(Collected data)
- - - - -

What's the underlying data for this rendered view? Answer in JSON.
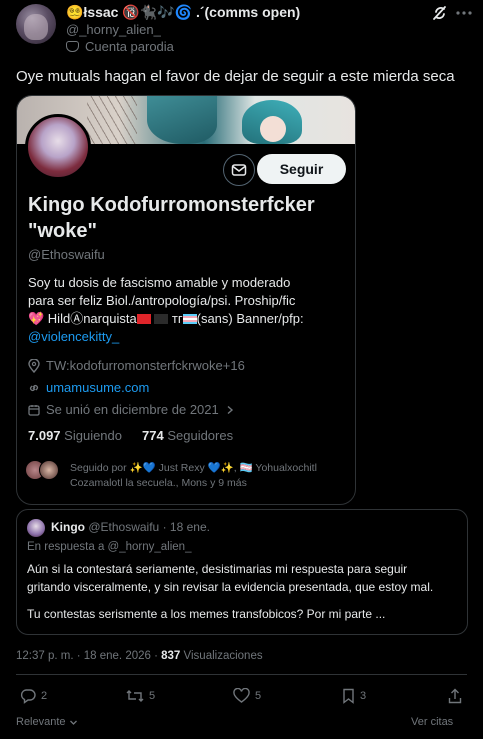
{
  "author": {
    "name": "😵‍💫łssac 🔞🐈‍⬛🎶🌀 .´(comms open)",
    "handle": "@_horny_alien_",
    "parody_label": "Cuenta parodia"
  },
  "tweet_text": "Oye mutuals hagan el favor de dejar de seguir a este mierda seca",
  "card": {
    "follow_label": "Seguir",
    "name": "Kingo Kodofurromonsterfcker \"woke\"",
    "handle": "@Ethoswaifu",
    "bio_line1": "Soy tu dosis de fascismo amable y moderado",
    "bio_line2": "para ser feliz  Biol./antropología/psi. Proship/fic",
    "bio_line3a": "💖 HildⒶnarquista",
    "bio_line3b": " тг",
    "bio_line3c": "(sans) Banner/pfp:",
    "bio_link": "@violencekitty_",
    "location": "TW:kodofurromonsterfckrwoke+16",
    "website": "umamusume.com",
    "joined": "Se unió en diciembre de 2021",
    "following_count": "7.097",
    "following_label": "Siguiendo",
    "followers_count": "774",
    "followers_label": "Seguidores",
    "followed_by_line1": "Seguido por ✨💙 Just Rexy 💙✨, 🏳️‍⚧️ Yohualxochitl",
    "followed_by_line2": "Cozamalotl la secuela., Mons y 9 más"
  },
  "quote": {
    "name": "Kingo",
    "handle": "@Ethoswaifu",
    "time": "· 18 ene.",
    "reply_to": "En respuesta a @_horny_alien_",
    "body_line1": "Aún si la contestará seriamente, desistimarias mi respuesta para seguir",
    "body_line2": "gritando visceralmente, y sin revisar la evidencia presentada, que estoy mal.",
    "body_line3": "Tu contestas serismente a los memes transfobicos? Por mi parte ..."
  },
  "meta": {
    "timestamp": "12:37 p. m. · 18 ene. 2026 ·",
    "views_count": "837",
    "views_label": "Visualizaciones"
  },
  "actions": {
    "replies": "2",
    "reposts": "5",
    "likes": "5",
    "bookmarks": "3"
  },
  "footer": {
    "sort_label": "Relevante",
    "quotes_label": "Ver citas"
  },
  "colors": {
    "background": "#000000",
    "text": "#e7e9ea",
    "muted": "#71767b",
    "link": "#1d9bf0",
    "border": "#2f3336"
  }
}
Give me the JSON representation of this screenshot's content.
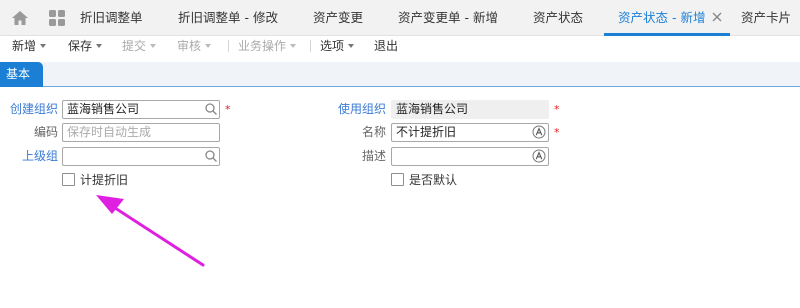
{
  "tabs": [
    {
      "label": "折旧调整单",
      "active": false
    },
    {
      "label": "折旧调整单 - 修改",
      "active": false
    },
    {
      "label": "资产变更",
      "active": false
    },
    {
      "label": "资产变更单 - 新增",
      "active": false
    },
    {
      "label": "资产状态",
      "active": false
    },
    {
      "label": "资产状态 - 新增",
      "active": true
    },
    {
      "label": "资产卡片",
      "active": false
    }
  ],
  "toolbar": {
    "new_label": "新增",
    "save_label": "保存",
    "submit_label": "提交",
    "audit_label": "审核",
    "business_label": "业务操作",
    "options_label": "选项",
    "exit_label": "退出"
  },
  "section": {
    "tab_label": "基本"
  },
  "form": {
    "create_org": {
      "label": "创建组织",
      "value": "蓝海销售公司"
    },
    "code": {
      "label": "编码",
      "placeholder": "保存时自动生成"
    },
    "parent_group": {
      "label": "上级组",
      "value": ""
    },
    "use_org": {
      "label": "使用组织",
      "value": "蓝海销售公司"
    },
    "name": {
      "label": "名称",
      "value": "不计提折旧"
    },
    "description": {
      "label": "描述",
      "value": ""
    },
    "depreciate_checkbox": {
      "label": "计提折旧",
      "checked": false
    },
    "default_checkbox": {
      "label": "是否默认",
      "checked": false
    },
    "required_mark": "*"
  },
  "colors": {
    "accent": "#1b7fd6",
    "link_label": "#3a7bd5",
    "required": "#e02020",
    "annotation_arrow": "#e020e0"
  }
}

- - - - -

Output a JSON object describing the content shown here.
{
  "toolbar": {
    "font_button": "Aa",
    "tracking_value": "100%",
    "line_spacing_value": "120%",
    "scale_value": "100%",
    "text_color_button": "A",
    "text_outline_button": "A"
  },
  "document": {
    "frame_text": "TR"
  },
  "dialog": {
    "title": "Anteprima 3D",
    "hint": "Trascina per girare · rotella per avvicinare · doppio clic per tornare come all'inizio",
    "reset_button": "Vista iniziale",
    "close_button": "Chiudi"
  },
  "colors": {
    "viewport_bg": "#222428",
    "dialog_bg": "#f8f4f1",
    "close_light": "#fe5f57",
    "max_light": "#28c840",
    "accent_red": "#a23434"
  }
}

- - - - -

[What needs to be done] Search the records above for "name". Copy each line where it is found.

[Task output]
    "name": "😵‍💫łssac 🔞🐈‍⬛🎶🌀 .´(comms open)",
    "name": "Kingo Kodofurromonsterfcker \"woke\"",
    "name": "Kingo",
    "name": {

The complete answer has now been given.